Bokashi Composting: Methods of Using Bokashi Compost

bokashi composting

Wendie and I as well as our kids are in full preparation mode for spring planting. Besides seedlings and drawing up our intricately detailed maps for garden, this year involves the girls having their own bokashi composting process.

Rather than divide our efforts with smaller bins that would simply feed into our larger composter out back, we decided they would experiment with direct composting as well, and to that end, keeping their own small bokashi compost systems.

Augmenting With Bokashi Compost

bokashi composting
Bokashi composting is similar to the traditional compost bin bio-digestor method with a just few critical variations. In this way, the decomposition of organic material is centered around a fermentation process, where feeder material is added to a closed container and allowed to stew about in anaerobic bliss.

With the addition of the bokashi inoculate EM-1 and a fermenting grain such as rice, oats, or bran, the system pickles food waste in half the time as an aerobic process and produces an easily harvested compost tea that can be used on houseplants as well. Any organic material can be used, including meats, as the closed fermentation deals with any obnoxious odor.

Single Bucket System Bokashi Composting

bokashi compostingOur 12-year-old opted to start her bokashi compost using the single bucket method. After a trip to our local hardware store she has a manageable 5-gallon food grade bucket with a tight fitting lid sitting by the back door.

After every meal, she empties any plate scraps, minus bones, into the bucket and adds a sprinkle of the bokashi mix. After the bucket is filled, we'll haul it out to the garden to spread the love.

Double Bucket for Tea

bokashi compostingOur 10-year-old decided to run a double-bucket bokashi composting bin in order to use the tea it will produce. To make one of these, we used two matching food-grade buckets, one slipped inside the other. For the top-nesting composter, I drilled a series of holes along the bottom edge to allow fluids to leak through to a lower collector bin.

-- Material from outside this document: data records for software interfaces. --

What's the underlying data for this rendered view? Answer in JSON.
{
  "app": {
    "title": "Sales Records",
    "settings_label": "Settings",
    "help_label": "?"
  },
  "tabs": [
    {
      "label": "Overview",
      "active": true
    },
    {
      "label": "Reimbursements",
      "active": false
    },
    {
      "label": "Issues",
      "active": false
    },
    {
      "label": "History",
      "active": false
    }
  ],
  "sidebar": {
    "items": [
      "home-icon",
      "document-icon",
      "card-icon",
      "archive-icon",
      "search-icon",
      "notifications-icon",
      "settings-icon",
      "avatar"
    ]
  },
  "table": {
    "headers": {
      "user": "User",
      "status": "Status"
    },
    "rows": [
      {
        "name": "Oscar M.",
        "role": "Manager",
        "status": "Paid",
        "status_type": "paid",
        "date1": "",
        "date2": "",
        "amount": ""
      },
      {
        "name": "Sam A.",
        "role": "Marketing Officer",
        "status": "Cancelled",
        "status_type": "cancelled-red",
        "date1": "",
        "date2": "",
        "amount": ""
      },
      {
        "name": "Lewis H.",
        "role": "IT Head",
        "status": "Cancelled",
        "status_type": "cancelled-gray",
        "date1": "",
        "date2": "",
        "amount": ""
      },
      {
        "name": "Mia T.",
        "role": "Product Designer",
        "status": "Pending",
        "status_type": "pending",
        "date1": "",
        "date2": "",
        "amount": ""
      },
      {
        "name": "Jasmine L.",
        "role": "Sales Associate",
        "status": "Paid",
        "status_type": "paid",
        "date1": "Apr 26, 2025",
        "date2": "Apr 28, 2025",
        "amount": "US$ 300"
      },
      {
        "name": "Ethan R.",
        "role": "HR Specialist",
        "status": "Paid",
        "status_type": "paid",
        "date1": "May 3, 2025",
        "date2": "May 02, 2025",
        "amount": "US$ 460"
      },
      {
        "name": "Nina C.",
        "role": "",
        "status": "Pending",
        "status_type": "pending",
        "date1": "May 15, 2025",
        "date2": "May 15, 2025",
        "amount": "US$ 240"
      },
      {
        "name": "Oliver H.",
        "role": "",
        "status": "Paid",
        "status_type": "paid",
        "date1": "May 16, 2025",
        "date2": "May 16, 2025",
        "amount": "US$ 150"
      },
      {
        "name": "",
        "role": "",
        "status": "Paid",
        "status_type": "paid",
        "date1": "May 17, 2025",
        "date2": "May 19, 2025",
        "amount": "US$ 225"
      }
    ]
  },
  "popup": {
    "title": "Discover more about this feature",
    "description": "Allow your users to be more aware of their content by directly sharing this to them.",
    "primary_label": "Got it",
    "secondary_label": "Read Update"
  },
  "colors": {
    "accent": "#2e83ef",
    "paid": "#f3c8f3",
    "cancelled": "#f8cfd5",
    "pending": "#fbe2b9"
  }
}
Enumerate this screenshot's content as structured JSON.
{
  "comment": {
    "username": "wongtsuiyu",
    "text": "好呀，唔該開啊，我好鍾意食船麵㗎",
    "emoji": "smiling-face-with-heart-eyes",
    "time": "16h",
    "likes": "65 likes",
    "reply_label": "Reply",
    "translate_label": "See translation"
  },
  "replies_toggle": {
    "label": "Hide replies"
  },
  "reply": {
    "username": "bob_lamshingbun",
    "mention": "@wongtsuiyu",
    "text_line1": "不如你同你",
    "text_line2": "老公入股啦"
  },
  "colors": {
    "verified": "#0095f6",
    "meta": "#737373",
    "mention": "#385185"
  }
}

This second bucket is fitted with a spigot found at our local home brew shop, and every once in a while she'll open the tap and collect the condensed tea to use on plants around the house. To apply, she adds 1 part tea to 10 parts water, and feeds normally. Already, the ficus looks like it's been injected with steroids.

Garden Application of Bokashi Compost

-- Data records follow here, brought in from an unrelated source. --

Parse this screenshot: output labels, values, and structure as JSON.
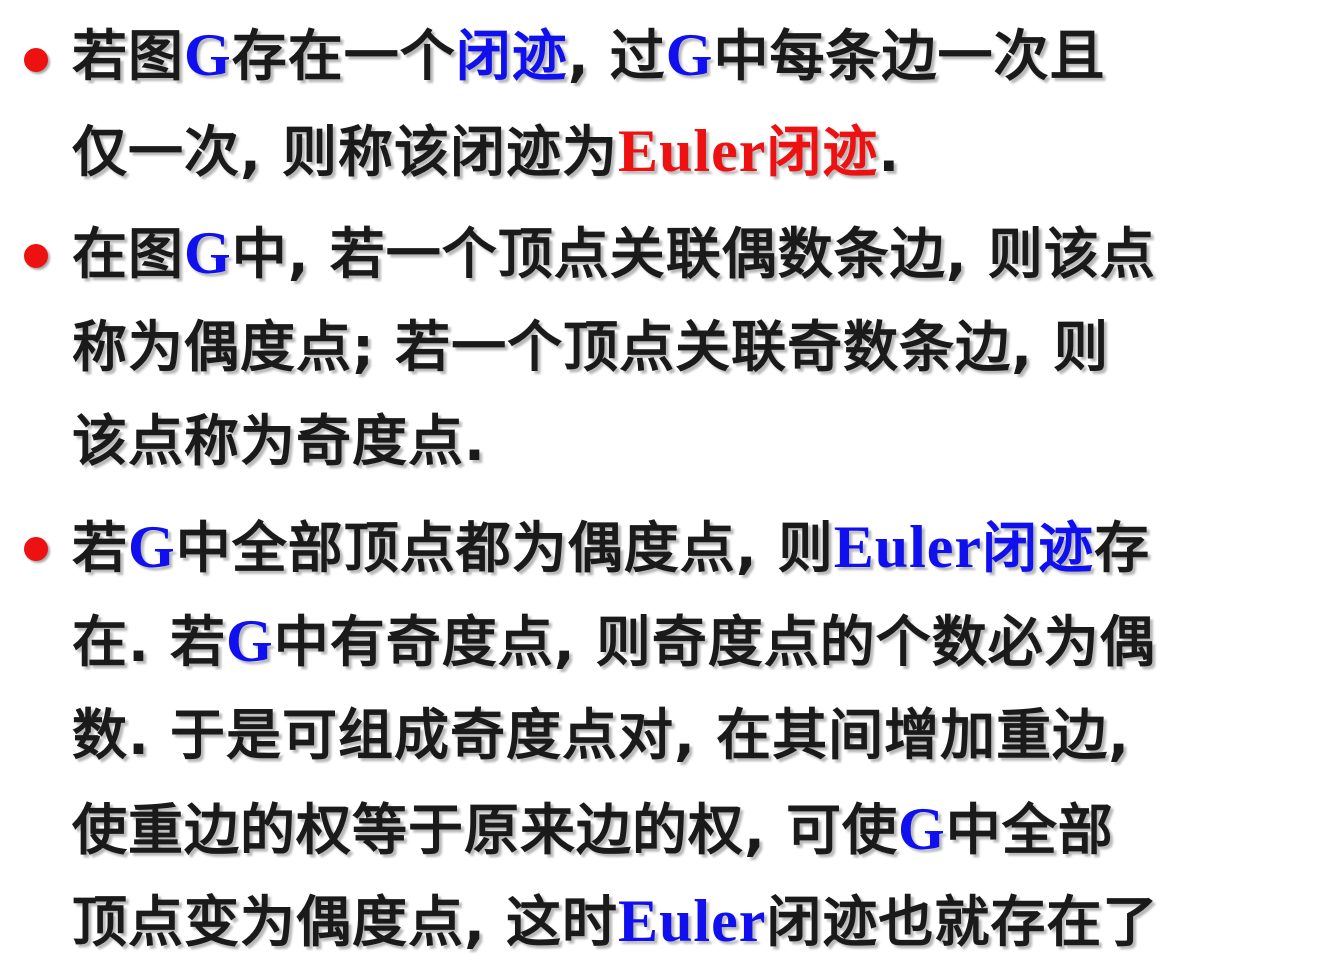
{
  "colors": {
    "text": "#1a1a1a",
    "highlight_blue": "#1010ee",
    "highlight_red": "#ee1111",
    "bullet": "#ee1111"
  },
  "bullets": [
    {
      "lines": [
        [
          "若图",
          "G",
          "存在一个",
          "闭迹",
          ", 过",
          "G",
          "中每条边一次且"
        ],
        [
          "仅一次, 则称该闭迹为",
          "Euler",
          "闭迹",
          "."
        ]
      ]
    },
    {
      "lines": [
        [
          "在图",
          "G",
          "中, 若一个顶点关联偶数条边, 则该点"
        ],
        [
          "称为偶度点; 若一个顶点关联奇数条边, 则"
        ],
        [
          "该点称为奇度点."
        ]
      ]
    },
    {
      "lines": [
        [
          "若",
          "G",
          "中全部顶点都为偶度点, 则",
          "Euler",
          "闭迹",
          "存"
        ],
        [
          "在. 若",
          "G",
          "中有奇度点, 则奇度点的个数必为偶"
        ],
        [
          "数. 于是可组成奇度点对, 在其间增加重边,"
        ],
        [
          "使重边的权等于原来边的权, 可使",
          "G",
          "中全部"
        ],
        [
          "顶点变为偶度点, 这时",
          "Euler",
          "闭迹也就存在了"
        ]
      ]
    }
  ]
}
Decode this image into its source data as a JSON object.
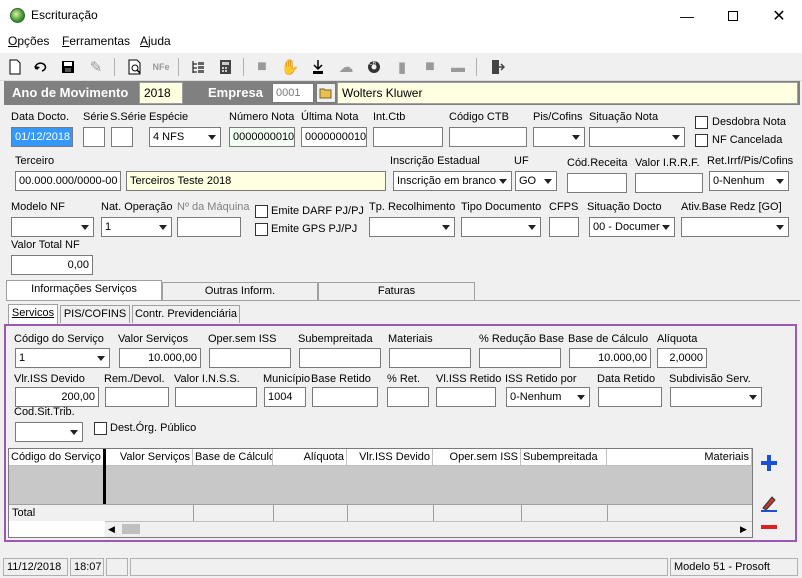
{
  "window": {
    "title": "Escrituração"
  },
  "menu": {
    "items": [
      "Opções",
      "Ferramentas",
      "Ajuda"
    ]
  },
  "header": {
    "ano_label": "Ano de Movimento",
    "ano_value": "2018",
    "empresa_label": "Empresa",
    "empresa_code": "0001",
    "empresa_name": "Wolters Kluwer"
  },
  "row1": {
    "data_docto_label": "Data Docto.",
    "data_docto_value": "01/12/2018",
    "serie_label": "Série",
    "sserie_label": "S.Série",
    "especie_label": "Espécie",
    "especie_value": "4 NFS",
    "numero_nota_label": "Número Nota",
    "numero_nota_value": "0000000010",
    "ultima_nota_label": "Última Nota",
    "ultima_nota_value": "0000000010",
    "int_ctb_label": "Int.Ctb",
    "codigo_ctb_label": "Código CTB",
    "pis_cofins_label": "Pis/Cofins",
    "situacao_nota_label": "Situação Nota",
    "desdobra_label": "Desdobra Nota",
    "nf_cancelada_label": "NF Cancelada"
  },
  "row2": {
    "terceiro_label": "Terceiro",
    "terceiro_cnpj": "00.000.000/0000-00",
    "terceiro_name": "Terceiros Teste 2018",
    "inscricao_label": "Inscrição Estadual",
    "inscricao_value": "Inscrição em branco",
    "uf_label": "UF",
    "uf_value": "GO",
    "cod_receita_label": "Cód.Receita",
    "valor_irrf_label": "Valor I.R.R.F.",
    "ret_irrf_label": "Ret.Irrf/Pis/Cofins",
    "ret_irrf_value": "0-Nenhum"
  },
  "row3": {
    "modelo_nf_label": "Modelo NF",
    "nat_operacao_label": "Nat. Operação",
    "nat_operacao_value": "1",
    "nro_maquina_label": "Nº da Máquina",
    "emite_darf_label": "Emite DARF PJ/PJ",
    "emite_gps_label": "Emite GPS PJ/PJ",
    "tp_recolhimento_label": "Tp. Recolhimento",
    "tipo_documento_label": "Tipo Documento",
    "cfps_label": "CFPS",
    "situacao_docto_label": "Situação Docto",
    "situacao_docto_value": "00 - Documer",
    "ativ_base_label": "Ativ.Base Redz [GO]"
  },
  "row4": {
    "valor_total_label": "Valor Total NF",
    "valor_total_value": "0,00"
  },
  "tabs": {
    "main": [
      "Informações Serviços",
      "Outras Inform.",
      "Faturas"
    ],
    "sub": [
      "Servicos",
      "PIS/COFINS",
      "Contr. Previdenciária"
    ]
  },
  "servicos": {
    "codigo_servico_label": "Código do Serviço",
    "codigo_servico_value": "1",
    "valor_servicos_label": "Valor Serviços",
    "valor_servicos_value": "10.000,00",
    "oper_sem_iss_label": "Oper.sem ISS",
    "subempreitada_label": "Subempreitada",
    "materiais_label": "Materiais",
    "reducao_base_label": "% Redução Base",
    "base_calculo_label": "Base de Cálculo",
    "base_calculo_value": "10.000,00",
    "aliquota_label": "Alíquota",
    "aliquota_value": "2,0000",
    "vlr_iss_devido_label": "Vlr.ISS Devido",
    "vlr_iss_devido_value": "200,00",
    "rem_devol_label": "Rem./Devol.",
    "valor_inss_label": "Valor I.N.S.S.",
    "municipio_label": "Município",
    "municipio_value": "1004",
    "base_retido_label": "Base Retido",
    "pct_ret_label": "% Ret.",
    "vl_iss_retido_label": "Vl.ISS Retido",
    "iss_retido_por_label": "ISS Retido por",
    "iss_retido_por_value": "0-Nenhum",
    "data_retido_label": "Data Retido",
    "subdivisao_label": "Subdivisão Serv.",
    "cod_sit_trib_label": "Cod.Sit.Trib.",
    "dest_org_label": "Dest.Órg. Público"
  },
  "grid": {
    "columns": [
      "Código do Serviço",
      "Valor Serviços",
      "Base de Cálculo",
      "Alíquota",
      "Vlr.ISS Devido",
      "Oper.sem ISS",
      "Subempreitada",
      "Materiais"
    ],
    "total_label": "Total"
  },
  "status": {
    "date": "11/12/2018",
    "time": "18:07",
    "model": "Modelo 51 - Prosoft"
  },
  "colors": {
    "panel_border": "#9b59b6",
    "header_band": "#808080",
    "field_yellow": "#ffffe1",
    "add_blue": "#1a4fd6",
    "remove_red": "#e02020"
  }
}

bokashi compostingThe bokashi compost material is added directly to the garden, much like sheet composting. The difference is the bokashi has begun breaking down in the fermentation process and will be completed within 2 weeks. Last week, I dug an 8" deep trench in a fallow portion of the garden to bury my pickled gold.

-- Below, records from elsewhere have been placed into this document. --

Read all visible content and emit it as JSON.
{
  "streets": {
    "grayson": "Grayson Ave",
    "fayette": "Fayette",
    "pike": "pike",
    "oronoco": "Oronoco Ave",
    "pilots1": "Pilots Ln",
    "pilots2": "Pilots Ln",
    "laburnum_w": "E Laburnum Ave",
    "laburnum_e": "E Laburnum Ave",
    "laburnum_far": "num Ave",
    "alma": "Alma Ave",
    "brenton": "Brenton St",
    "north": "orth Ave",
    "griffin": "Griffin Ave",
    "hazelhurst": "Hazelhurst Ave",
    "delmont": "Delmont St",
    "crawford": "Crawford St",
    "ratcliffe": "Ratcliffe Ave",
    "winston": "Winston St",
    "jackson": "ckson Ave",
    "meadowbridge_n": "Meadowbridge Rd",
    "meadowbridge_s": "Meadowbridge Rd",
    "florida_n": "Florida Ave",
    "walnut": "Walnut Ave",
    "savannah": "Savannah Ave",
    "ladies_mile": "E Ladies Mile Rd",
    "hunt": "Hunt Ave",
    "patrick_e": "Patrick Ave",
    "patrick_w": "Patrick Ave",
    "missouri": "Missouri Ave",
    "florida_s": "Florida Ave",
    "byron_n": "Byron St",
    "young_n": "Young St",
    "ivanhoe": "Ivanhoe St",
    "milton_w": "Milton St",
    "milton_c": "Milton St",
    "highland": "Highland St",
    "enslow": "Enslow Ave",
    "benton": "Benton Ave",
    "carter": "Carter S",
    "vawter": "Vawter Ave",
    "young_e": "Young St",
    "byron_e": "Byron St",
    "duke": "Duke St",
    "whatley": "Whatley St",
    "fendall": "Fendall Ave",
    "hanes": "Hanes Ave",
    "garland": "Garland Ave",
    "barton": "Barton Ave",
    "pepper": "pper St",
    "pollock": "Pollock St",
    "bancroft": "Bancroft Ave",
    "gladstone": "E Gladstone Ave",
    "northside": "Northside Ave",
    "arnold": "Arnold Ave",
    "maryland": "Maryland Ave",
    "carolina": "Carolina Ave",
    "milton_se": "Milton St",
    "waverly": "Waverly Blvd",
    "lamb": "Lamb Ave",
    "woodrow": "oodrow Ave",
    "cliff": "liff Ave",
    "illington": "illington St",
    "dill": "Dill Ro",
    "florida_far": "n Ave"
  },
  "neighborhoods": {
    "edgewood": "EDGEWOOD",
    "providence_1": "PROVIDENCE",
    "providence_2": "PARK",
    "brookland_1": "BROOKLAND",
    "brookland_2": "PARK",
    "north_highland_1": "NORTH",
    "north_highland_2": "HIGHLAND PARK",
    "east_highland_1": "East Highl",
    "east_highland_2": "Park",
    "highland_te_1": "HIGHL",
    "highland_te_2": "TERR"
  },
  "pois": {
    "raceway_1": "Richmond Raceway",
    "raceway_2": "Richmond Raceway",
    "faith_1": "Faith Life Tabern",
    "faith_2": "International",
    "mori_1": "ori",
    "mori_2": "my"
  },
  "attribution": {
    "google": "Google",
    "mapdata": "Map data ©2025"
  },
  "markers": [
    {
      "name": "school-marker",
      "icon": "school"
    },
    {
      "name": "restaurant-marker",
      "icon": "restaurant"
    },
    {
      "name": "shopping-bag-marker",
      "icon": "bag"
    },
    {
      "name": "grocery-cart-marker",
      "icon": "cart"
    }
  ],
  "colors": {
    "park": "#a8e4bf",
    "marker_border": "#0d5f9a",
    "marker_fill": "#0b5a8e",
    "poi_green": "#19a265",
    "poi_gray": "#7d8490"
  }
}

This depth introduces the nutrients deep where roots will search them out, as well as masking any odors than would otherwise attract animals looking for a good snack. Once it's time for planting, we will simply position our selected vegetables or flowers over the bokashi composting mix and watch it take off.

We love sharing our homesteading adventure with you all, and enjoy it immensely when you join the conversation. Are you expecting huge results in your homestead garden this year? Have you tried bokashi composting before? Let us know in the comments below, and don't forget to subscribe! 


Lisa Lombardo said…
Hi WT...this is an interesting process to read about. It's great that your daughters are experimenting with this composting method! I haven't tried Bokashi composting, but I'm intrigued. :)

Saw you post over on the Simple Homestead hop this week!
Jennifer said…
Found your link through Homestead Blog Hop 233, it's been a while since I did Bokashi. Will givit it a go this winter in Australia.
WT Abernathy said…
Hi Lisa! Bokashi is a fun and relatively simple process that provides a big punch for the garden- the tea is fantastic for houseplants, as well:)
Thank you for stopping by!
WT Abernathy said…
Hi Jennifer, thanks for stopping by! A good pal of mine runs an organic mail-order seed company out your way, and I've always wanted to visit during the winter-